I have been having some MS like symptoms. Mri shows brain stem lesions n fluid on optic nerve sheaths. Could this be ms?
In 97/98 I was diagnosed w/prob M.S. by 3 dif. Dr.'s I had multiple symp M.R.I done & was told I have 2 spots on brain stem, my mem/mgrns r worse, what do I do?
See below: You probably have multiple sclerosis, and you need to be taking a potent oral agent, or even tysabri (natalizumab). Get updated mri's of both neck and brain, spinal fluid if doc unsure, and compare with prior films. N.B., migraine and ms are co-morbidities, and the memory loss is a sign of increased burden of disease. Do not wait, get all of this addressed. ...Read moreSee 2 more doctor answers
Are GBM in brain stem hereditary? Ex husband has gbm in brain stem for 6 years now. Should I worry about the kids?
No: There is no literature to suggest GBM's are hereditary. ...Read more
Need to know: what you mean by accessed? Vascular structures can be treated with microvascular techniques, but everything else requires open surgery. ...Read more
I have had a near-constant tingling vertically up the right side of my brain stem x 4 months. What is that? Should I be concerned? Thanks!
Yes, look into it...: Well, I'm hoping the tingling is up the right side of your neck. I don't think a person can actually identify tingling of the brain stem. Yes, I do think you should be concerned. It suggests a nerve impingement or entrapment somewhere in your neck or scalp. Start with your primary provider..an electromyogram might shed some light on the situation. Good wishes:) ...Read more
Dandy-Walker: Dandy-Walker is a congenital disorder of the 4th ventricle, which is replaced by a large cystic mass. Of course, there are other possibilities as well, but here is a link to get you started : http://ghr.nlm.nih.gov/condition/dandy-walker-syndrome ...Read more
For life: Brain stem functions include most things we do reflexively without thinking, like breathing, swallowing, adjusting our heart rate to our environment, sweating on the face, moving our eyes in unison, keeping our balance and even digesting food. The brain stem also houses the nerves that innervate the structures of the head, including facial muscles. ...Read more
Multiple problems: in older folks, local strokes, either from end arteries within stem, or without in vertebrobasilar circulation. Might have significant trauma causing vertebral artery dissection. Can see midline posterior tumors, mainly in children. Can be an area of involvement in multiple sclerosis, vasculitis, sarcoidosis, Lyme disease, etc. If there seems localized damage, an answer is needed. ...Read more
Could you tell me if the brain stem is the only part of the brain functioning, can someone ever recover?
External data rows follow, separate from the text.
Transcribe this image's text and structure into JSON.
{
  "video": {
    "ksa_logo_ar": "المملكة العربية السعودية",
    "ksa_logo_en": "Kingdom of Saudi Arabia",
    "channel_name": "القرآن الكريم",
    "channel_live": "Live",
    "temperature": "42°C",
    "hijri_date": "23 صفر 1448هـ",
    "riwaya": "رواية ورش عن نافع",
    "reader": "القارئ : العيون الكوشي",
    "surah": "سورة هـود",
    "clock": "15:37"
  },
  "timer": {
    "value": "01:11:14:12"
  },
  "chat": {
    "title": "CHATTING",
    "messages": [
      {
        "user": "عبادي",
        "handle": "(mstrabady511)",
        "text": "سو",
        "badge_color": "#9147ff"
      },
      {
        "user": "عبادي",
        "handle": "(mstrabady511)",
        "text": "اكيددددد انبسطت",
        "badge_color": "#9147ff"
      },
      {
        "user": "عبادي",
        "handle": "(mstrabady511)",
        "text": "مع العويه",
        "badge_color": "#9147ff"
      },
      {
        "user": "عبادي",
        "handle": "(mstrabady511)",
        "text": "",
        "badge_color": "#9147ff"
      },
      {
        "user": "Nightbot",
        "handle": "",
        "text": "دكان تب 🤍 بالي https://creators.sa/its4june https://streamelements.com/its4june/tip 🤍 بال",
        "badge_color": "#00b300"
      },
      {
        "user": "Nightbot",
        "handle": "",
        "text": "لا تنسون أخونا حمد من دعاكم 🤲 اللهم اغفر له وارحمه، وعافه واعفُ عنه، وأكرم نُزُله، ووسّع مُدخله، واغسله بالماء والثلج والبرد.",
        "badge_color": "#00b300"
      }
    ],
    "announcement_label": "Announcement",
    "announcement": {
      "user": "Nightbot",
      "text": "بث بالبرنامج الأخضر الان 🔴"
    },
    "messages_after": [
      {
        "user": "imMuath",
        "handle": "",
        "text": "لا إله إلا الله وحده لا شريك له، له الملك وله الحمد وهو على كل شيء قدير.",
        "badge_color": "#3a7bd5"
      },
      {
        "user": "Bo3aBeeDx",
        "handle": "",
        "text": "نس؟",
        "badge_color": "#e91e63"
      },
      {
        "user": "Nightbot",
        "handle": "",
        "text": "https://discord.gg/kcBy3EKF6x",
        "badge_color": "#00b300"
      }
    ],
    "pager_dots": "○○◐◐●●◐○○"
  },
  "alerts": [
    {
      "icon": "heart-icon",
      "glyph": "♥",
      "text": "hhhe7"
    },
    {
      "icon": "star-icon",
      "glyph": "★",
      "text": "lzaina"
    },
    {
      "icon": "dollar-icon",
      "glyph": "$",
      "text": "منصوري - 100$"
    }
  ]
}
No, not likely: The upper brain(cerebral cortex) is what gives us the ability to think and be rational. If that part is nonfunctional, then a person is left in a vegetative state which is no good life and we should let nature take its own course and not support him/her artificially. ...Read more
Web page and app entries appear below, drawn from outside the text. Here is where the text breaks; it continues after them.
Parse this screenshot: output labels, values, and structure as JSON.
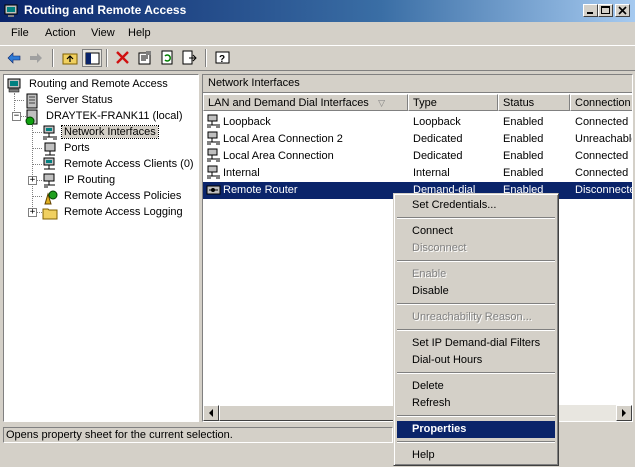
{
  "window": {
    "title": "Routing and Remote Access"
  },
  "menubar": {
    "items": [
      "File",
      "Action",
      "View",
      "Help"
    ]
  },
  "tree": {
    "root": "Routing and Remote Access",
    "server_status": "Server Status",
    "server": "DRAYTEK-FRANK11 (local)",
    "children": [
      "Network Interfaces",
      "Ports",
      "Remote Access Clients (0)",
      "IP Routing",
      "Remote Access Policies",
      "Remote Access Logging"
    ]
  },
  "right_pane": {
    "title": "Network Interfaces",
    "columns": [
      "LAN and Demand Dial Interfaces",
      "Type",
      "Status",
      "Connection"
    ],
    "rows": [
      {
        "name": "Loopback",
        "type": "Loopback",
        "status": "Enabled",
        "connection": "Connected"
      },
      {
        "name": "Local Area Connection 2",
        "type": "Dedicated",
        "status": "Enabled",
        "connection": "Unreachable"
      },
      {
        "name": "Local Area Connection",
        "type": "Dedicated",
        "status": "Enabled",
        "connection": "Connected"
      },
      {
        "name": "Internal",
        "type": "Internal",
        "status": "Enabled",
        "connection": "Connected"
      },
      {
        "name": "Remote Router",
        "type": "Demand-dial",
        "status": "Enabled",
        "connection": "Disconnected"
      }
    ]
  },
  "context_menu": {
    "items": {
      "set_credentials": "Set Credentials...",
      "connect": "Connect",
      "disconnect": "Disconnect",
      "enable": "Enable",
      "disable": "Disable",
      "unreachability": "Unreachability Reason...",
      "set_ip_filters": "Set IP Demand-dial Filters",
      "dialout_hours": "Dial-out Hours",
      "delete": "Delete",
      "refresh": "Refresh",
      "properties": "Properties",
      "help": "Help"
    }
  },
  "statusbar": {
    "text": "Opens property sheet for the current selection."
  }
}
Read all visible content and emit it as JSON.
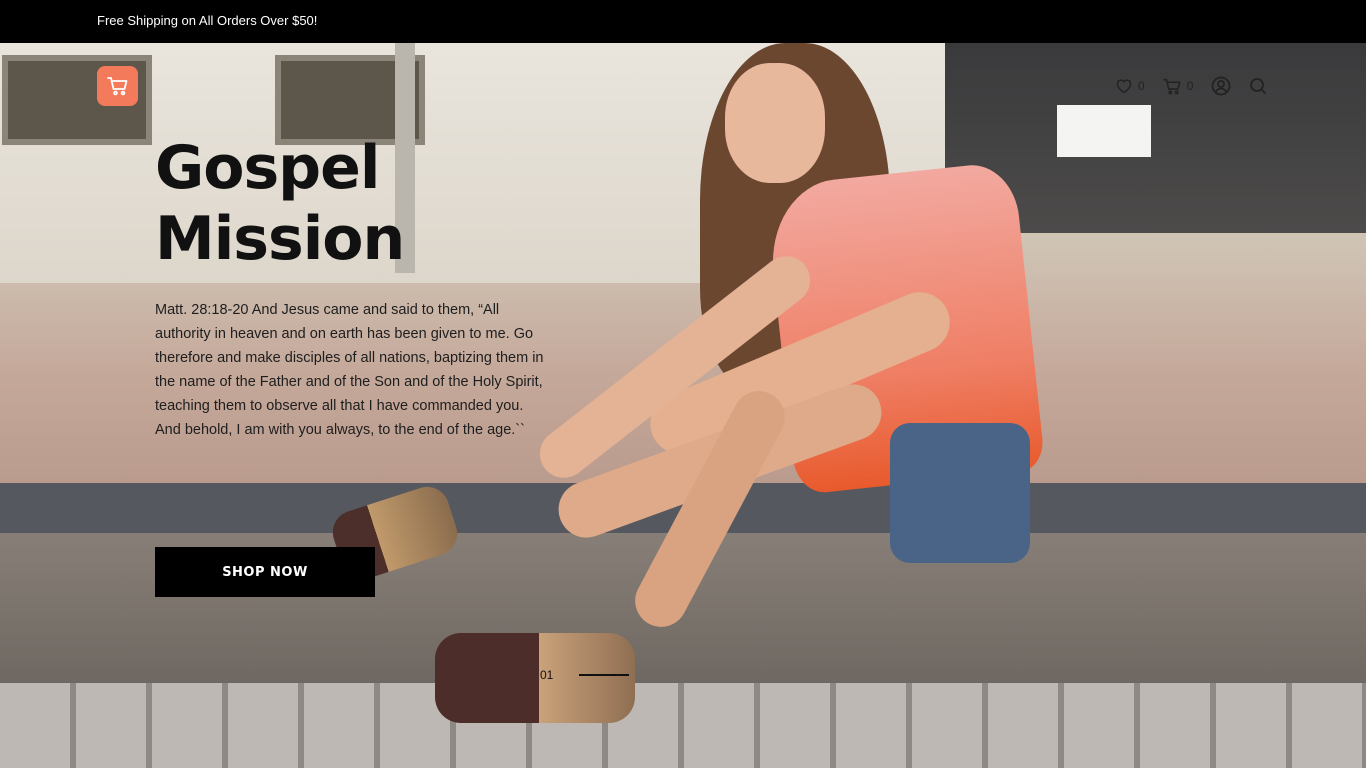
{
  "topbar": {
    "text": "Free Shipping on All Orders Over $50!"
  },
  "header": {
    "logo_icon": "cart-icon",
    "icons": [
      {
        "name": "wishlist-icon",
        "count": "0"
      },
      {
        "name": "cart-icon",
        "count": "0"
      },
      {
        "name": "account-icon"
      },
      {
        "name": "search-icon"
      }
    ]
  },
  "hero": {
    "title_line1": "Gospel",
    "title_line2": "Mission",
    "verse": "Matt. 28:18-20 And Jesus came and said to them, “All authority in heaven and on earth has been given to me. Go therefore and make disciples of all nations, baptizing them in the name of the Father and of the Son and of the Holy Spirit, teaching them to observe all that I have commanded you. And behold, I am with you always, to the end of the age.``",
    "button_label": "SHOP NOW",
    "slide_number": "01"
  },
  "colors": {
    "accent": "#f47a5c",
    "topbar": "#000000",
    "button": "#000000"
  }
}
Is it possible to have a partially severed brain stem, and still survive? IF so, what does a partially severed brain stem actually mean?
Please repost: Taken out of context, your question cannot be answered. Please repost and explain the circumstances that caused you to post this question. ...Read more
Bad event: Brain stem hemorrhage is not great, as relatively small area with critical nerves and connections. Hard to control once started, and often pts left with chronic disability. I know this is not good news, but hopefully careful inpatient medical care will lead to survival and rehabilitation measures to restoration. ...Read more
Many reasons: Fluid in the brain can be normal or abnormal. There is spinal fluid all the time around the brainstem, but accumulation of fluid such as hydrocephalus and pseudotumor cerebri can cause problems. There are of course infection, tumors and other conditions that lead to fluid in the brain. You need to be under the care of a neurologist and get all your questions answered. ...Read more